Conversely, the evaluations of CCTV schemes in city and town centers and public housing measured a much larger range of crime types and only a small number of studies involved other interventions. These CCTV schemes, as well as those focused on public transport, did not have a significant effect on crime."

From Paul Clarke

Saturday, 3 September 2011

God love Cllr Baker, he shuffles his political pack of tricks getting all self righteous and yet remains so wrong.

I'll leave Graham to continue to thoroughly demolish his badly researched and ill thought out CCTV arguments.

All I would offer is a snippet from the Manchester Evening News. A scumbag borrowed his mother's mobility car to drive into the city centre to move a looted flat screen TV. How was he caught? Yep, you guessed it,..an alert CCTV operator clocked him...recorded the robbery...and secured a conviction. But it seems CCTV doesn't work.

Now...the playground insults. Not insults but based on solid facts along the lines of the funny Libour jibes around the Iraq war. In terms of Fib Dems I would put forward students loans. Case proved.

In terms of Calamity Clegg. Does anyone other than Cllr Baker really believe that Clegg hasn't been an utter calamity nationally and locally for the Fibs. Down to 10% in the national polls, a pathetic 2% in a recent by-election and hammered locally. My daughter was literally laughing as Calamity lamely tried talk to people after the riots. Case proved.

You ask me what I would cut to at least partly fund more CCTV if it was needed. Easy. Cut the £100m plus being used to create the divisive and pointless 'free' schools. It wouldn't cover the total cost but you asked for a cut and I've given you one. BTW . . . don't get all self rightous about tax hikes when your government banged up VAT(ax) which impacts on all our household budgets.

If you remember I merely asked if we needed more CCTV...maybe we do, maybe we don't. Perhaps the council could debate it?

I'm sure we can all sleep easy in our beds now our gifted and dynamic council leader has met the Chief Constable. But I would expect a council leader on 30K plus to put policing at the top of her agenda.

But Cllr Baker failed to say whether it was one to one meeting with the Chief Constable or just sitting in a room with other leaders. Was there any written guarantees given there would be no cuts to our policing? Can we see the minutes of that meeting as I requested?

But I think our esteemed council leader should get a move on as remember she only scraped in by a handful of votes last time she stood despite a very unpopular government.

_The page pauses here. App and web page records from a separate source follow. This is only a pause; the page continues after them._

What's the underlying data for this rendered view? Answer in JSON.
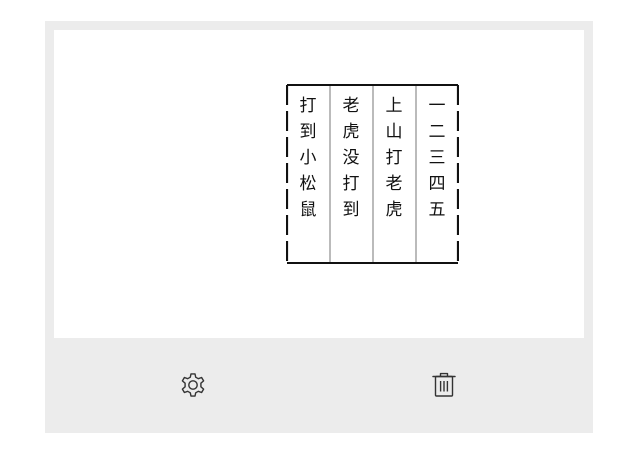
{
  "poem": {
    "columns": [
      [
        "打",
        "到",
        "小",
        "松",
        "鼠"
      ],
      [
        "老",
        "虎",
        "没",
        "打",
        "到"
      ],
      [
        "上",
        "山",
        "打",
        "老",
        "虎"
      ],
      [
        "一",
        "二",
        "三",
        "四",
        "五"
      ]
    ]
  },
  "footer": {
    "settings_icon": "gear-icon",
    "delete_icon": "trash-icon"
  },
  "colors": {
    "card_background": "#ececec",
    "content_background": "#ffffff",
    "text": "#111111",
    "icon": "#333333"
  }
}
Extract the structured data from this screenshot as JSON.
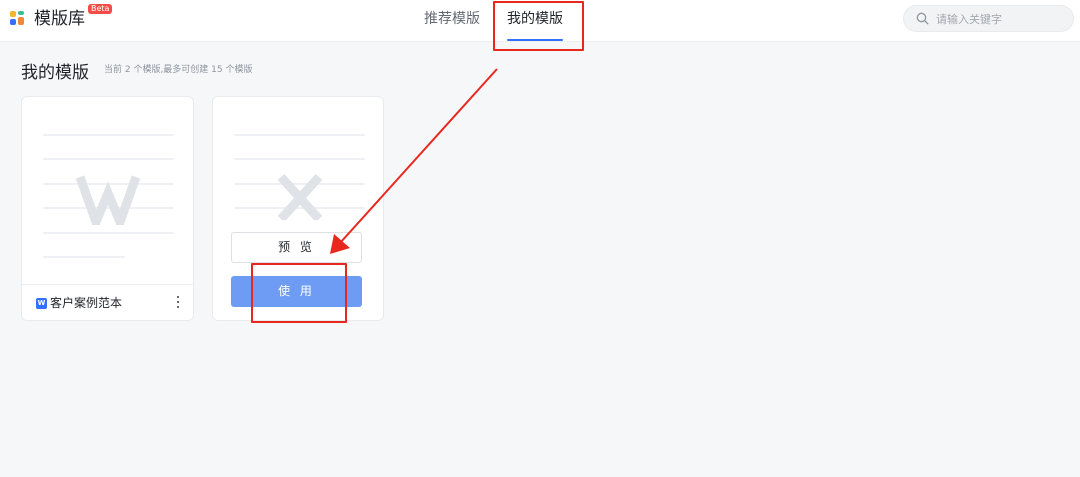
{
  "header": {
    "app_title": "模版库",
    "beta_badge": "Beta",
    "tabs": [
      {
        "label": "推荐模版",
        "active": false
      },
      {
        "label": "我的模版",
        "active": true
      }
    ],
    "search": {
      "placeholder": "请输入关键字",
      "value": ""
    }
  },
  "section": {
    "title": "我的模版",
    "subtitle": "当前 2 个模版,最多可创建 15 个模版"
  },
  "cards": [
    {
      "name": "客户案例范本",
      "thumb_letter": "W",
      "doc_icon": "word-doc-icon",
      "doc_icon_glyph": "W"
    },
    {
      "name": "",
      "thumb_letter": "X",
      "hover": true,
      "preview_label": "预 览",
      "use_label": "使 用"
    }
  ],
  "colors": {
    "accent": "#3370ff",
    "use_button": "#6e9cf5",
    "annotation_red": "#e8271f",
    "beta_red": "#f54a45"
  }
}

So she needs to get this nailed on soon as given the local trend it is likely she will be out of office next year.

I note you ignored the 16,000 police cuts again.